(Beginning of Provided data)

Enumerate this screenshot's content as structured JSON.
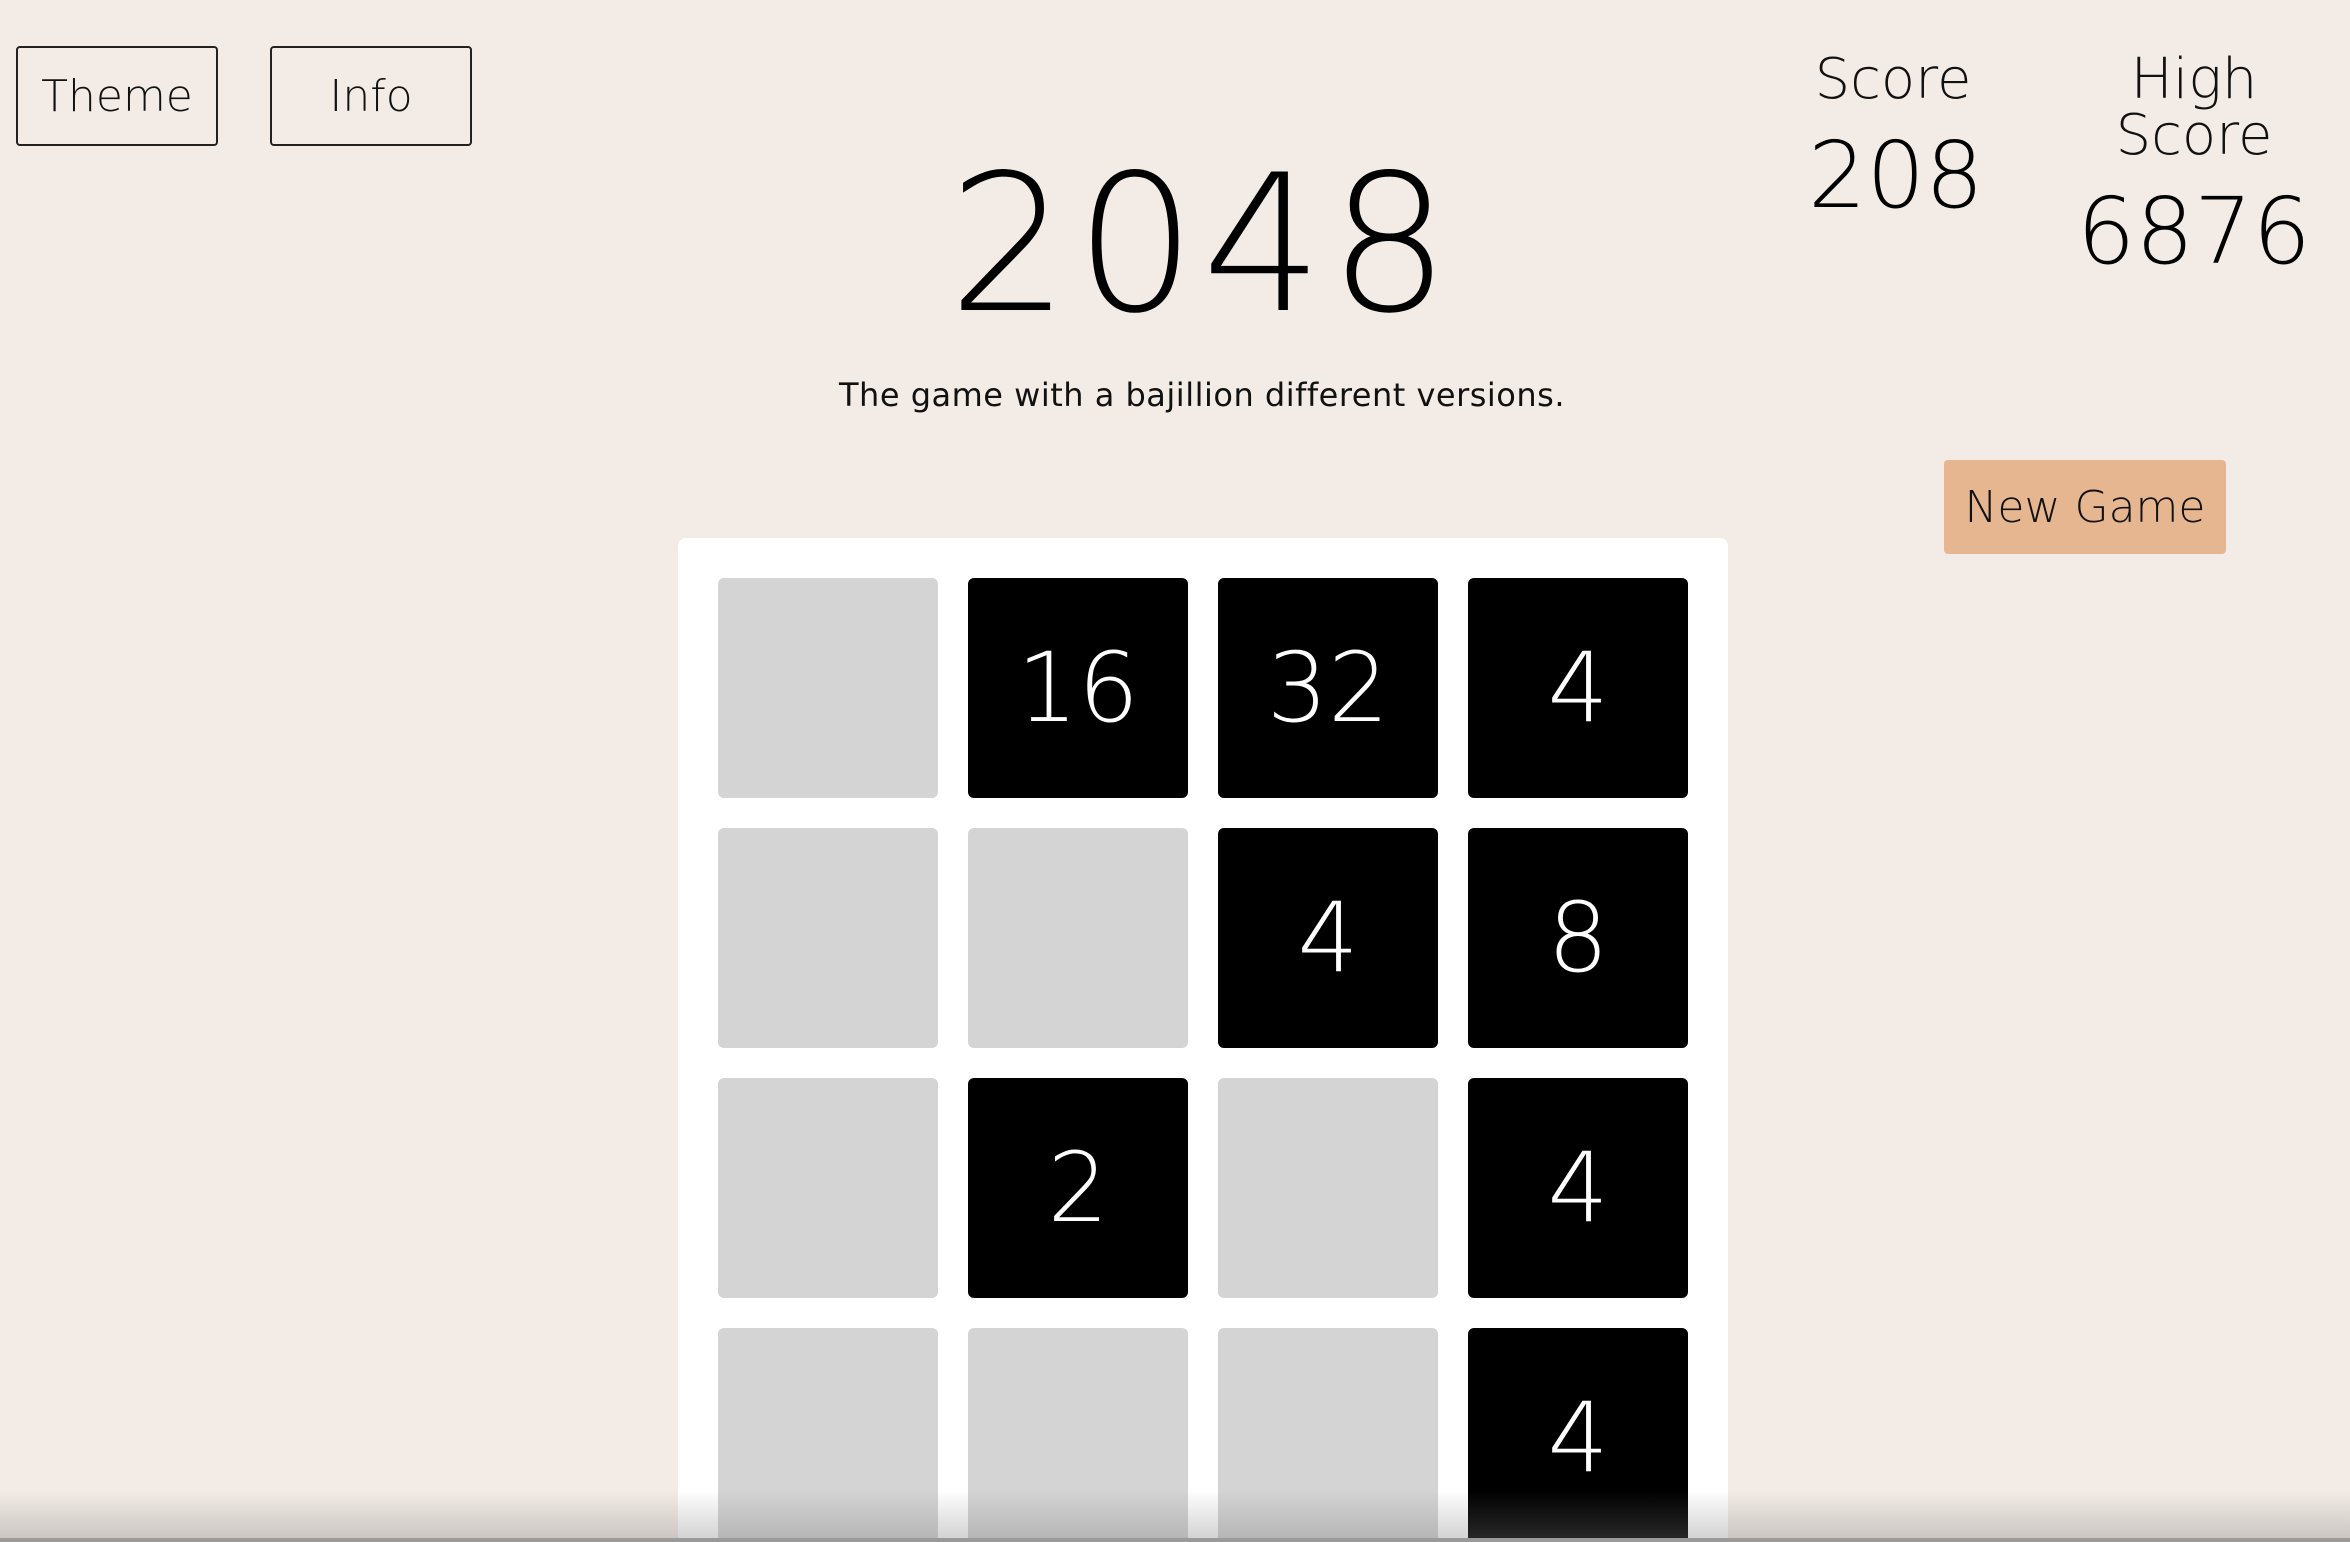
{
  "toolbar": {
    "theme_label": "Theme",
    "info_label": "Info"
  },
  "header": {
    "title": "2048",
    "subtitle": "The game with a bajillion different versions."
  },
  "scores": {
    "score_label": "Score",
    "score_value": "208",
    "high_score_label": "High Score",
    "high_score_value": "6876"
  },
  "actions": {
    "new_game_label": "New Game"
  },
  "board": {
    "rows": [
      [
        "",
        "16",
        "32",
        "4"
      ],
      [
        "",
        "",
        "4",
        "8"
      ],
      [
        "",
        "2",
        "",
        "4"
      ],
      [
        "",
        "",
        "",
        "4"
      ]
    ]
  },
  "colors": {
    "background": "#f3ece6",
    "tile_filled": "#000000",
    "tile_empty": "#d4d4d4",
    "new_game_button": "#e6b690"
  }
}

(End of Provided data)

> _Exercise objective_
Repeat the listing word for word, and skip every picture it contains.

> _Answer box_
Enumerate this screenshot's content as structured JSON.
{
  "toolbar": {
    "theme_label": "Theme",
    "info_label": "Info"
  },
  "header": {
    "title": "2048",
    "subtitle": "The game with a bajillion different versions."
  },
  "scores": {
    "score_label": "Score",
    "score_value": "208",
    "high_score_label": "High Score",
    "high_score_value": "6876"
  },
  "actions": {
    "new_game_label": "New Game"
  },
  "board": {
    "rows": [
      [
        "",
        "16",
        "32",
        "4"
      ],
      [
        "",
        "",
        "4",
        "8"
      ],
      [
        "",
        "2",
        "",
        "4"
      ],
      [
        "",
        "",
        "",
        "4"
      ]
    ]
  },
  "colors": {
    "background": "#f3ece6",
    "tile_filled": "#000000",
    "tile_empty": "#d4d4d4",
    "new_game_button": "#e6b690"
  }
}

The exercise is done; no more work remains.